Iran’s representative at the International Atomic Energy Agency says Iran’s nuclear dossier at the agency should be closed for good since Iran has complied with all IAEA requirements stipulated in their agreement.
Yesterday, IAEA chief Yukiya Amano raised the possibility that Iran’s nuclear program might be aimed at specific military goals according to new information received by the Agency.
Ali Asghar Soltanieh, Iran’s IAEA representative, said: “Anyone can present the agency with information. Amano is responsible for checking the reliability of his sources and the truth of the information.”
Referring to the letter written by Fereydoon Abbasi Davani, the head of Iran’s Atomic Agency, Soltanieh reminded the IAEA that Iran has complied with all requirements laid out in its agreements with the agency.
Davani has written to the IAEA, saying: “The agency is required to officially acknowledge that all requirements have been met, and therefore, nothing more than the usual safeguards are required in Iran.” He added: “Once this has been announced by the agency, then Iran will respond to further questions about its program and clear up any possible concerns.”
Amano said that he had written to Iran’s atomic energy chief on June 3 soliciting responses to several questions that address the concern that Iran’s nuclear program may be headed in a military direction. He added that Iran’s response has been unsatisfactory.

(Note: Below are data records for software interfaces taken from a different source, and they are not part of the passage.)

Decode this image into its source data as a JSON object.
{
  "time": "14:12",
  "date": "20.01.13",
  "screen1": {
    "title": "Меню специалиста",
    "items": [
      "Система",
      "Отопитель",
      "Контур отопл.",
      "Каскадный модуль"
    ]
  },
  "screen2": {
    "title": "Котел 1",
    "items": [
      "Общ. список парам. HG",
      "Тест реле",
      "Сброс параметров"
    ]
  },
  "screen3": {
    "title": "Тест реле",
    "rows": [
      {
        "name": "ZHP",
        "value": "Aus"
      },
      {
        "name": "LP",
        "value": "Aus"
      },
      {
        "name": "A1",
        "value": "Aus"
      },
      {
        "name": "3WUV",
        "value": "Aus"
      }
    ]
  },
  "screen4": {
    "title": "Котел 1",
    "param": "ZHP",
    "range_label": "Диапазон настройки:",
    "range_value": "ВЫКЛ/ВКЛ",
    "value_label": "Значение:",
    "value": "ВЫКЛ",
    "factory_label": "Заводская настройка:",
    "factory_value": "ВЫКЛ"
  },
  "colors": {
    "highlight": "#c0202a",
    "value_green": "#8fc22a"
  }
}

However, Soltanieh responds, saying: “The recent claims of the director of the IAEA regarding the military nature of Iran’s nuclear activities are a result of U.S. political pressure.”
He added that Amano was partial to the U.S. even before he took the helm at the IAEA.
Mahmoud Ahmadinejad also critcized Yukiya Amano today saying he has discredited the international agency by making baseless allegations regarding Iran’s nuclear program.
Most recently, Russian Foreign Minister Sergey Lavrov indicated that no concrete evidence of the militarization of Iran’s nuclear program has yet been presented by the IAEA.
Iran has consistently insisted its nuclear program is peaceful.